It should be remembered that the US space agency has already spent $40 billion on this project, which includes rockets called the “Space Launch System” (SLS) and the Orion capsule that astronauts will occupy. The agency has been the victim of accumulated delays (SLS, launched in 2011, was originally supposed to make its first launch before 2020) and its detractors have easily argued that it should have reverted to private enterprise: in past years, SpaceX (under Elon Musk) and Blue Origin (under Jeff Bezos). ) have produced their own rockets, although the “version” is not capable of going to the moon.
Whether a private company would have done better and faster is always speculative, but the failure of the Artemis 1 rocket would certainly have greatly affected NASA’s reputation. The rocket, which is unmanned, should go into lunar orbit, carrying three astronauts, Artemis 2, in 2024 and Artemis 3, whose occupants should land on the moon in 2025.
The first two launch attempts, on August 29 and September 3, were postponed each time due to hydrogen leaks in the fuel tank supply pipe—the second leak was larger than the first.
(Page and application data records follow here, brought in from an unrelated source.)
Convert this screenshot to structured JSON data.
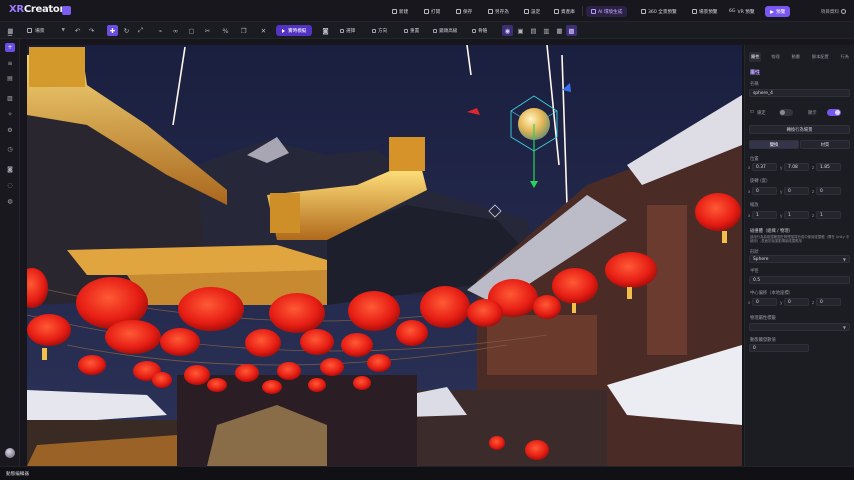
{
  "app": {
    "logo_prefix": "XR",
    "logo_name": "Creator"
  },
  "topbar": {
    "items": [
      "新建",
      "打開",
      "保存",
      "另存為",
      "設定",
      "資產庫"
    ],
    "ai_label": "AI 環境生成",
    "panorama_label": "360 全景預覽",
    "vr_label": "VR 預覽",
    "vr_prefix": "6G",
    "preview_label": "預覽",
    "share_label": "場景預覽",
    "account_label": "項目資料"
  },
  "toolbar": {
    "scene_label": "場景",
    "record_label": "實時模擬",
    "tools": [
      "選擇",
      "方向",
      "重置",
      "鏡頭高級",
      "骨骼"
    ]
  },
  "rpanel": {
    "tabs": [
      "屬性",
      "物理",
      "動畫",
      "腳本配置",
      "行為"
    ],
    "section_title": "屬性",
    "name_label": "名稱",
    "name_value": "sphere_4",
    "lock_label": "鎖定",
    "visible_label": "顯示",
    "convert_label": "轉換行為場景",
    "mode_a": "變換",
    "mode_b": "材質",
    "position_label": "位置",
    "position": [
      "0.37",
      "7.08",
      "1.85"
    ],
    "rotation_label": "旋轉 (度)",
    "rotation": [
      "0",
      "0",
      "0"
    ],
    "scale_label": "縮放",
    "scale": [
      "1",
      "1",
      "1"
    ],
    "collider_label": "碰撞體（組織 / 物理）",
    "collider_note": "啟用行為為碰撞範圍在物理運算形成中使用碰撞體（需在 Unity 中使用）,表面初始運動場景碰撞應用",
    "shape_label": "形狀",
    "shape_value": "Sphere",
    "radius_label": "半徑",
    "radius_value": "0.5",
    "center_label": "中心偏移（本地座標）",
    "center": [
      "0",
      "0",
      "0"
    ],
    "physics_label": "物理屬性標籤",
    "mass_label": "動態觸發數值",
    "mass_value": "0"
  },
  "status": {
    "text": "動態編輯器"
  },
  "colors": {
    "accent": "#7b57f2",
    "lantern": "#e8231a",
    "sky": "#1c2240"
  }
}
Next try May take place September 27 or October 2.
Lori Carver, former NASA administrator (2009 to 2013); Commented on The New York Times On Sept. 3, hydrogen is inevitably going to be an ongoing problem because of the technology choices surrounding SLS.
Same Lori Carver announced Scientific American In the month of August: ” show [Artemis] Weak”. He is known as a critic of NASA’s policy of returning to the moon with the same type of rocket used for the Apollo missions 50 to 60 years ago. In addition, “the space agency’s most pressing missions include combating climate change, protecting Earth against asteroid threats and developing transformative technologies for the 21st century. But in addition, when the mission is to explore other worlds, the agency should spend at least some of its budget to “encourage innovation that improves the way humans get there.”
she repeated New Scientist In mid-September In his opinion, NASA is “going back to the moon for the wrong reasons”: “Since we went to the moon, we want to go back”, but acts as if the only purpose is to send an astronaut. For previous 12 wins. “Maybe that’s not the right way to do it. Another way around the problem is to cut costs. »
Under current circumstances, the costs of SLS make it unthinkable to continue the lunar program beyond Artemis 3, if only this rocket is to be relied upon. As the future lunar lander is already being developed, private enterprise can play a role by developing its own lunar rocket. But it takes political will, Lori Carver charges: “The reason we’re returning to the moon now is because the construction of SLS has created jobs for American workers, and elected members of Congress want to work in their districts. Keep them.”